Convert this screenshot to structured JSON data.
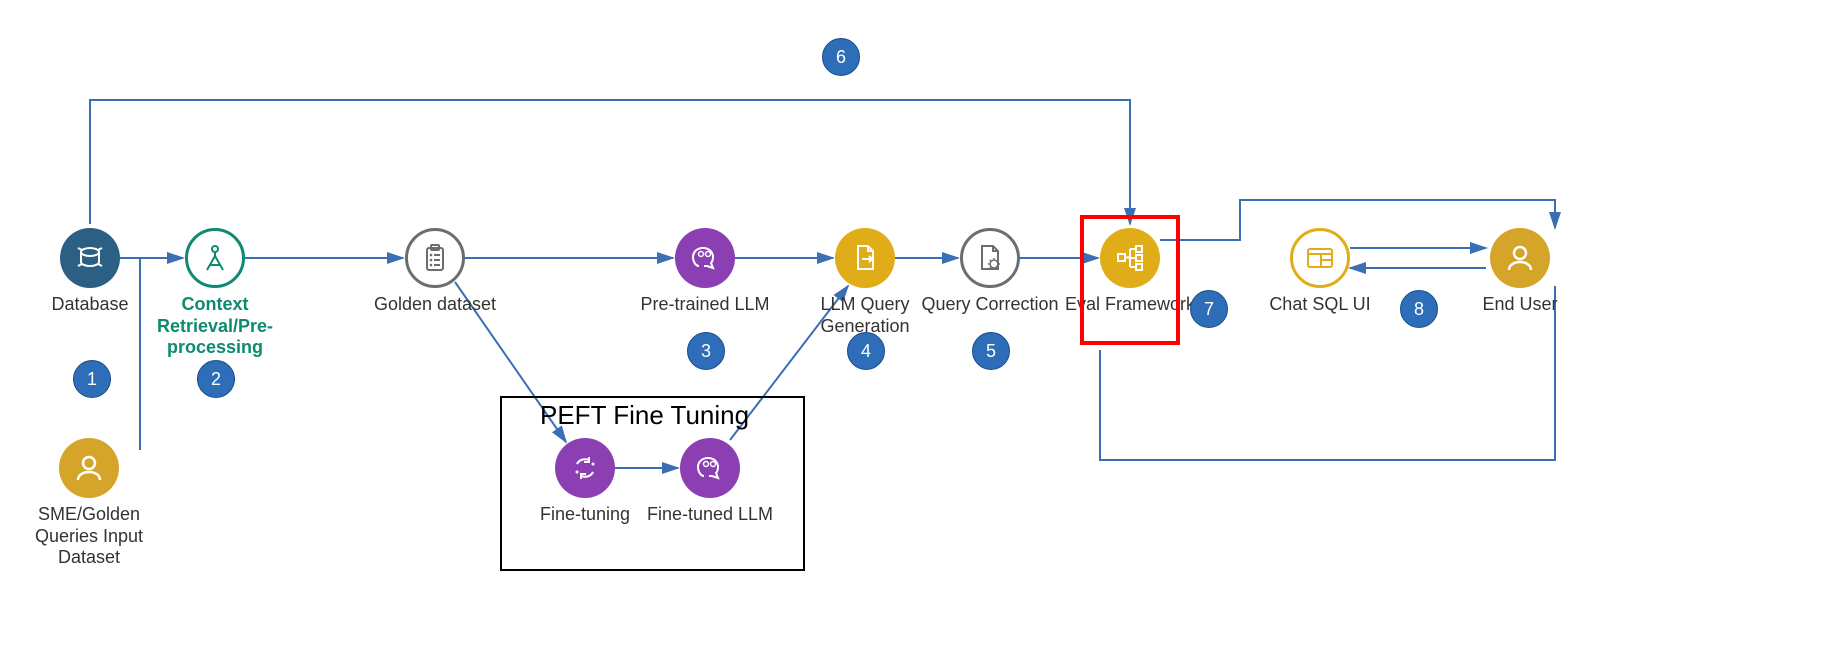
{
  "nodes": {
    "database": {
      "label": "Database"
    },
    "context": {
      "label": "Context Retrieval/Pre-processing"
    },
    "golden": {
      "label": "Golden dataset"
    },
    "pretrained": {
      "label": "Pre-trained LLM"
    },
    "querygen": {
      "label": "LLM Query Generation"
    },
    "querycorr": {
      "label": "Query Correction"
    },
    "eval": {
      "label": "Eval Framework"
    },
    "chatsql": {
      "label": "Chat SQL UI"
    },
    "enduser": {
      "label": "End User"
    },
    "sme": {
      "label": "SME/Golden Queries Input Dataset"
    },
    "finetuning": {
      "label": "Fine-tuning"
    },
    "finetunedllm": {
      "label": "Fine-tuned LLM"
    }
  },
  "peft_title": "PEFT Fine Tuning",
  "badges": {
    "b1": "1",
    "b2": "2",
    "b3": "3",
    "b4": "4",
    "b5": "5",
    "b6": "6",
    "b7": "7",
    "b8": "8"
  },
  "colors": {
    "badge_fill": "#2e6db7",
    "arrow": "#3b6fb5",
    "database_fill": "#2c5f84",
    "context_stroke": "#0d8a6f",
    "outline_gray": "#6d6d6d",
    "purple": "#8c3fb2",
    "gold": "#e0ac17",
    "highlight": "#ff0000"
  }
}
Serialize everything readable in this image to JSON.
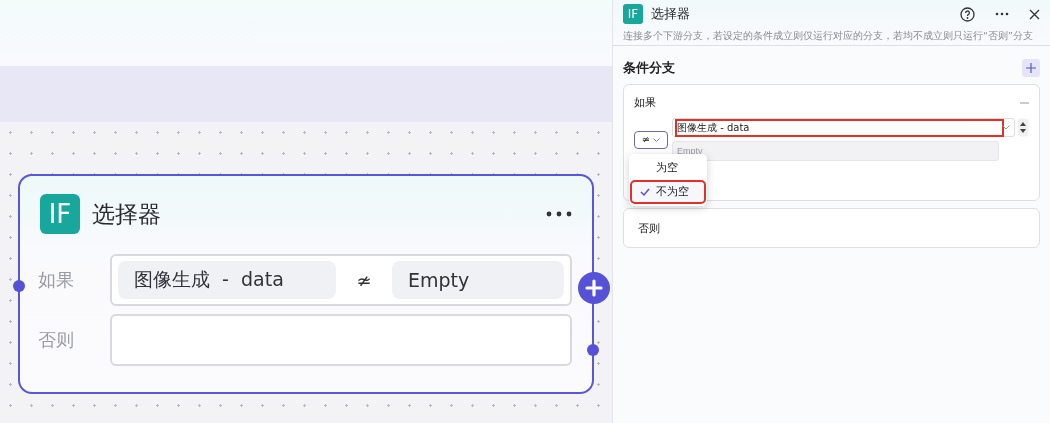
{
  "canvas": {
    "node": {
      "badge": "IF",
      "title": "选择器",
      "branches": [
        {
          "kind": "condition",
          "label": "如果",
          "left": "图像生成  -  data",
          "operator": "≄",
          "right": "Empty"
        },
        {
          "kind": "else",
          "label": "否则"
        }
      ]
    }
  },
  "panel": {
    "badge": "IF",
    "title": "选择器",
    "description": "连接多个下游分支，若设定的条件成立则仅运行对应的分支，若均不成立则只运行“否则”分支",
    "section_title": "条件分支",
    "condition_card": {
      "title": "如果",
      "operator": "≄",
      "field": {
        "value": "图像生成 - data",
        "highlighted": true
      },
      "value_field": {
        "placeholder": "Empty"
      },
      "dropdown": [
        {
          "label": "为空",
          "selected": false,
          "highlighted": false
        },
        {
          "label": "不为空",
          "selected": true,
          "highlighted": true
        }
      ]
    },
    "else_card": {
      "title": "否则"
    }
  }
}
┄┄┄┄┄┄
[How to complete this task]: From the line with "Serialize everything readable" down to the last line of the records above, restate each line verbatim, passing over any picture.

[Expected answer]:
Serialize everything readable in this image to JSON.
{
  "canvas": {
    "node": {
      "badge": "IF",
      "title": "选择器",
      "branches": [
        {
          "kind": "condition",
          "label": "如果",
          "left": "图像生成  -  data",
          "operator": "≄",
          "right": "Empty"
        },
        {
          "kind": "else",
          "label": "否则"
        }
      ]
    }
  },
  "panel": {
    "badge": "IF",
    "title": "选择器",
    "description": "连接多个下游分支，若设定的条件成立则仅运行对应的分支，若均不成立则只运行“否则”分支",
    "section_title": "条件分支",
    "condition_card": {
      "title": "如果",
      "operator": "≄",
      "field": {
        "value": "图像生成 - data",
        "highlighted": true
      },
      "value_field": {
        "placeholder": "Empty"
      },
      "dropdown": [
        {
          "label": "为空",
          "selected": false,
          "highlighted": false
        },
        {
          "label": "不为空",
          "selected": true,
          "highlighted": true
        }
      ]
    },
    "else_card": {
      "title": "否则"
    }
  }
}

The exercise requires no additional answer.